Out of curiosity, I did a Google search on stupid sex advice. Cosmopolitan seems to get the crown, with others such as Men’s Health or Maxim following closely behind. With the growing popularity of kinky acts, some offer advice which might just send people to the emergency room, involving biting, roughing up men’s genitals and stabbing one’s partner with a fork. People reading that creepy bullshit on a regular basis are presumably busy trying to keep up with new trends and ideas, forgetting their intimacy is nobody’s business.

Whilst the lack of sexual education is thought to be a problem in third world countries, causing injuries, premature birth and many deaths, the first world is running out of orifices to penetrate and objects to ram up, in search of that elusive ”ultimate experience”, as nothing seems to ever be enough.


  1. Stefan

    May I disagree? We’ll never know what happened behind closed doors in the good old days. Maybe it was better than today, maybe it was worse. It was different. Yes, it was something, nobody talked about. Is it better to talk about sex in the media? I don’t know. But it’s definitely better to talk about sex in a relationship. And the fact, that it’s not a taboo to talk about sex at all, is a good start.

    DECEMBER 8, 2015

    • Maria

      Precisely. We don’t know.

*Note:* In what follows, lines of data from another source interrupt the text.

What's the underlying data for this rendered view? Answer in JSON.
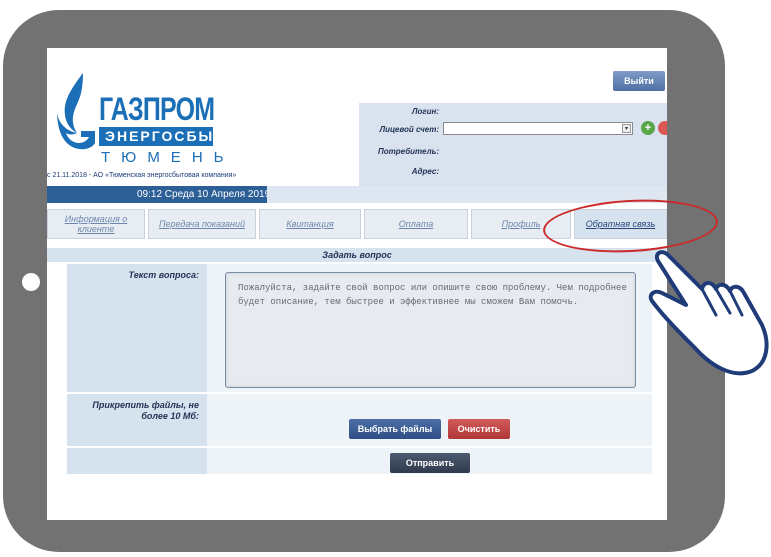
{
  "header": {
    "brand_main": "ГАЗПРОМ",
    "brand_sub": "ЭНЕРГОСБЫТ",
    "brand_city": "ТЮМЕНЬ",
    "company_line": "с 21.11.2018 - АО «Тюменская энергосбытовая компания»",
    "logout_label": "Выйти",
    "info": {
      "login_label": "Логин:",
      "account_label": "Лицевой счет:",
      "consumer_label": "Потребитель:",
      "address_label": "Адрес:",
      "account_value": ""
    }
  },
  "datebar": {
    "date_text": "09:12  Среда  10 Апреля 2019"
  },
  "tabs": [
    {
      "label": "Информация о клиенте"
    },
    {
      "label": "Передача показаний"
    },
    {
      "label": "Квитанция"
    },
    {
      "label": "Оплата"
    },
    {
      "label": "Профиль"
    },
    {
      "label": "Обратная связь"
    }
  ],
  "form": {
    "title": "Задать вопрос",
    "question_label": "Текст вопроса:",
    "question_placeholder": "Пожалуйста, задайте свой вопрос или опишите свою проблему. Чем подробнее будет описание, тем быстрее и эффективнее мы сможем Вам помочь.",
    "attach_label": "Прикрепить файлы, не более 10 Мб:",
    "choose_files_label": "Выбрать файлы",
    "clear_label": "Очистить",
    "send_label": "Отправить"
  },
  "colors": {
    "frame": "#727272",
    "brand_blue": "#1b6fb7",
    "datebar": "#2d5f97",
    "highlight_circle": "#cc2a2a",
    "clear_button": "#c04545"
  },
  "icons": [
    "gazprom-flame-logo",
    "dropdown-arrow-icon",
    "add-icon",
    "remove-icon",
    "hand-pointer-icon"
  ]
}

Nobody judged because nobody knew; people were free to do anything they liked without being self-conscious.

      I’m not referring to relationships; I’m referring to the media coverage of something that belongs between two people.

      DECEMBER 8, 2015

      • Stefan

        “Nobody judged because nobody knew; people were free to do anything they liked without being self-conscious.”

        Yes, nobody judges. Do you know when marital rape became a criminal offense in my country? In 1997. And do you know why it was so hard to change the law? Everyone said “When it happens behind closed doors, it is not our concern.” I am a victim of sexual abuse as a child. And I never told anyone what happened to me, because this was something my abuser told me, belongs only between the two of us. It happened behind the closed bedroom door.

        DECEMBER 8, 2015

        • Maria

          I’m really sorry about that and I can now understand why you reacted that way to my post.

          However, I was referring to other matters entirely, meaning between consenting adults and legal; I assumed that interpretation was a given.

          If it’s any better, I’ll add a disclaimer later.

          The theme I approached was the negative effect of excessive exposure to sex advice, which results in feelings of inadequacy – in normal people, not abusers, that is.

          DECEMBER 9, 2015

  2. Lisa

    Sexual satisfaction is about transcending self, not analyzing, watching self and partner for violations of some arbitrary psycho-sexual code.

    Happiness, too, cannot be pursued as an end goal but as a byproduct of doing something meaningful — often an act of creativity, gesture of kindness etc… So much of the richness in life happens when we are ‘looking away.’

    FEBRUARY 22, 2016

    • Maria

      My thoughts exactly.

      FEBRUARY 22, 2016


Leave a Reply

Fill in your details below or click an icon to log in: Logo

You are commenting using your account. Log Out /  Change )

Google+ photo

You are commenting using your Google+ account. Log Out /  Change )

Twitter picture

You are commenting using your Twitter account. Log Out /  Change )

Facebook photo

You are commenting using your Facebook account. Log Out /  Change )

Connecting to %s

This site uses Akismet to reduce spam. Learn how your comment data is processed.

Create your website at
Get started
%d bloggers like this: